There are two aspects. One, is that since I was dealing with the RBI and I have dealt with previous governors, I was in the central board, I was dealing with government borrowing and many things which overlapped, many interface with the RBI, and I did know most of the senior executives, even middle level executives, therefore the transition was fairly smooth for me. The big change I find is that in government you are part of the system. Now whether good or bad, you are part of a system. In the RBI, RBI is an institution, but in terms of public perception, everything is attributed to you and you as an individual become much more accountable in the RBI than in government. So therefore the difference between being a senior bureaucrat, a secretary to government of India and governor is that in public perception things are attributed more to RBI governor with regards to RBI affairs than to a secretary to government because the secretary to government is a part of a system. There it is the government, here it is the RBI. It is an institution but the perception is that the governor has done it or governor has not done it. So that is the big difference. In a way on a more serious note, I think you become much more responsible and much more accountable. It is not as if you are not responsible there, but here you have that feeling much more.
A predecessor of yours who like you served in the DEA, served in the finance ministry as secretary and then became RBI Governor, Dr Subbarao, had said that one of the big things he learnt when he came here is RBI is a knowledge institution. Did you get a sense in terms of the amount of information and knowledge available in the institution with respect to financial matters?
I have dealt with RBI fairly closely over the years, not just as secretary, even as a joint secretary budget, I was dealing with RBI executives and it was always evident in any meeting that we attended with RBI in government, that RBI is a repository of a lot of knowledge and information.
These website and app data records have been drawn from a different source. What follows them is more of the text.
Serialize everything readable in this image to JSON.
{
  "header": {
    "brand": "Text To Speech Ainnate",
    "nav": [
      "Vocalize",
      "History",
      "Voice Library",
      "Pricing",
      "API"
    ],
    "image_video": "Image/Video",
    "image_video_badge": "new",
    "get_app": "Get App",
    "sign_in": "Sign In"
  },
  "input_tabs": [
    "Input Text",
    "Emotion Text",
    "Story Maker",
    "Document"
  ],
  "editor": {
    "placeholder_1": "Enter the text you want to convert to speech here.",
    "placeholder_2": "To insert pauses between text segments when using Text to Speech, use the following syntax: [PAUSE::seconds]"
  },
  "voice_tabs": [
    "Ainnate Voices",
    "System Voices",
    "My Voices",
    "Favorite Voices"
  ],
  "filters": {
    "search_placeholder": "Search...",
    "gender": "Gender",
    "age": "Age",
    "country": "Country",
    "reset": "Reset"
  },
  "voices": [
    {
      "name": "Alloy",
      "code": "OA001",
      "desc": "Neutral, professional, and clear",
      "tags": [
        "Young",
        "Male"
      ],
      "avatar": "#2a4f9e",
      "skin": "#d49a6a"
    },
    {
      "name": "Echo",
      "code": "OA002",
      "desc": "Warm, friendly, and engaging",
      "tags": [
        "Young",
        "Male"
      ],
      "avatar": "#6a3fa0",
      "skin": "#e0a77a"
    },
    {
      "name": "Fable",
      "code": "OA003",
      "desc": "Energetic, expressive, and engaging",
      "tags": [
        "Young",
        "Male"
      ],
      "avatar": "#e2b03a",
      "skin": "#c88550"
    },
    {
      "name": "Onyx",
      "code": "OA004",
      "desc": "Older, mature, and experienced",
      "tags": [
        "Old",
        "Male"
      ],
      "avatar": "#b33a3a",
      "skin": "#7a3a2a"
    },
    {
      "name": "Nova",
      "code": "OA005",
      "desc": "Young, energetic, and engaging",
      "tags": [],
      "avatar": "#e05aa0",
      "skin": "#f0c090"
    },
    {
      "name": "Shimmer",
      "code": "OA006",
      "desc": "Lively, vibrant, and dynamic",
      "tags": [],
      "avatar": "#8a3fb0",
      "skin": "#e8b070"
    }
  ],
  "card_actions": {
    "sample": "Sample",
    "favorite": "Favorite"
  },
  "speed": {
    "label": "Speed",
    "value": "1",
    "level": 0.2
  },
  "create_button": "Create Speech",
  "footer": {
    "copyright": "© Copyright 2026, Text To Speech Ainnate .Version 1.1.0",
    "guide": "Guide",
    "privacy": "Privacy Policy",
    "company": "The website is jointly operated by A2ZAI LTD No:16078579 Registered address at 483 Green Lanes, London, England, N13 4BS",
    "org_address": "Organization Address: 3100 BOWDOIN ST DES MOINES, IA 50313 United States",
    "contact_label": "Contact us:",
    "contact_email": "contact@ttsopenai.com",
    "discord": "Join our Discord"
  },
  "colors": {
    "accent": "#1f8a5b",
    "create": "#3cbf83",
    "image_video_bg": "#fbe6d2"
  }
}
In fact that was also a reason why we used to consult RBI on many matters, both formally and informally.
What is your sense about the economy troughing out? Does it look like we can see it in this calendar year, will it take a couple of quarters. Month after month we are buffeted by falling auto sales or manufacturing sector or even biscuits, people are complaining that sales are not moving?
The signs of slowdown have been visible for the past few months and that is why we are cutting rates. Now when things will turn and how much it will turn, the wheel will turn upwards, I don’t want to make an estimate but because there are many things which are still playing out. Now for example the Saudi oil crisis – it is something which was totally unanticipated, the trade issue between two largest economies – some statement here, some statement there, it appears that they are going on the brink and then they pull back. So with so much of uncertainties happening all around.
Let us also remember that the Q2 growth, all the advanced economies whether it is the US or Eurozone or Japan everywhere the Q2 growth is lower than the Q1, there is deceleration. I am not trying to sort of justify our slowdown through the prism of the global slowdown although global slowdown does impact our domestic growth and results in slowdown, we have domestic issues also. I think with the right measures taken, things should improve. It is positive trend that government has come out with various steps… they are responding very fast and I don’t think we have learned last from the government with regard to dealing with the current economic situation.
My expectation is that the government will definitely…that it will it will be a continuous process and they would definitely be dealing with other challenges, a few more reforms we have said in our annual report also, a few structural reforms also.
I think one major thing would be in agricultural marketing, definitely I would expect some action from the government with regards to reforms in the agricultural marketing.